• WHAT YOU HAVE TO DO
Wherever a line below holds the word "icon", copy that line.

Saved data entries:

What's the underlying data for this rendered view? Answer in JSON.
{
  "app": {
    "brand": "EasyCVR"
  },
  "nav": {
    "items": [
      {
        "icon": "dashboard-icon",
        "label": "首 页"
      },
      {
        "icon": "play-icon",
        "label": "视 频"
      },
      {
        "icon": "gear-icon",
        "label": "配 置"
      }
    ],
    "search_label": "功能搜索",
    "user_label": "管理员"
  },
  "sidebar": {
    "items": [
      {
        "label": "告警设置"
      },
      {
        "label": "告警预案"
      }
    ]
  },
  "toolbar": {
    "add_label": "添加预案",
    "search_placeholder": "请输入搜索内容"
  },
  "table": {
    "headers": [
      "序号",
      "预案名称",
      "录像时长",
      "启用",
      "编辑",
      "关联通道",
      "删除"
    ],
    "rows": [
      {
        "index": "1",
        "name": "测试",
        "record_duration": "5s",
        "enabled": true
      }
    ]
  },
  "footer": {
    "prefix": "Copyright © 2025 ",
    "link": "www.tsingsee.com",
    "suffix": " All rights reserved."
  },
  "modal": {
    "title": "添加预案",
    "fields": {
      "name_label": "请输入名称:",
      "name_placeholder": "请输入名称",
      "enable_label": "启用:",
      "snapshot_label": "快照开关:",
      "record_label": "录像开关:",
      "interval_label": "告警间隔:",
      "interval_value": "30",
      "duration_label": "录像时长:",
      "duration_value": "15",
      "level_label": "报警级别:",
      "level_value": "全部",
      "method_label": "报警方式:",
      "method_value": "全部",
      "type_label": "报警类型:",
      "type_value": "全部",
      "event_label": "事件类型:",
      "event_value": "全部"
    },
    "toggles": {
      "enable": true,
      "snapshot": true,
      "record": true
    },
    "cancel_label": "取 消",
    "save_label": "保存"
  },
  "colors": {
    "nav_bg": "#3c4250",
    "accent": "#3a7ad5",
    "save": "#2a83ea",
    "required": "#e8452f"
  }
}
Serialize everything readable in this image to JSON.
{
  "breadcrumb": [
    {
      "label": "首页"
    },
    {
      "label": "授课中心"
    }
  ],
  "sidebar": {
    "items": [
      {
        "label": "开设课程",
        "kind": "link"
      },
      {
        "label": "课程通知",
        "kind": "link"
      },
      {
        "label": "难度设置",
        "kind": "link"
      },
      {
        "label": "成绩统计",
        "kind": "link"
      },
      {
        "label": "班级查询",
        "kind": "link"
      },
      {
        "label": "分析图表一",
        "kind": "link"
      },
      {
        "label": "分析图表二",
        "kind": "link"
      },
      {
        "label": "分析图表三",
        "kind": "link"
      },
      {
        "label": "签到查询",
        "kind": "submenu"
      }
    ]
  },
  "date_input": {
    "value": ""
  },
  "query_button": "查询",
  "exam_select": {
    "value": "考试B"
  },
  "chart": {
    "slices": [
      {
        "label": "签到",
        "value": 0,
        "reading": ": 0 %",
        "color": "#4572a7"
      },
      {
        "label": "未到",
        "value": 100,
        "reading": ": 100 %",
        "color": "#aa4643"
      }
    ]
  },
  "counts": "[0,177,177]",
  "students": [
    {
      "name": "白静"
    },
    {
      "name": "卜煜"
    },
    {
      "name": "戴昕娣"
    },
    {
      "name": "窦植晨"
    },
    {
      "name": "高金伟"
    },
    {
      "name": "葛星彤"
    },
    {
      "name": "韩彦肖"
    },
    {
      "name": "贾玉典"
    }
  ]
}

• RESULT
        "icon": "dashboard-icon",
        "icon": "play-icon",
        "icon": "gear-icon",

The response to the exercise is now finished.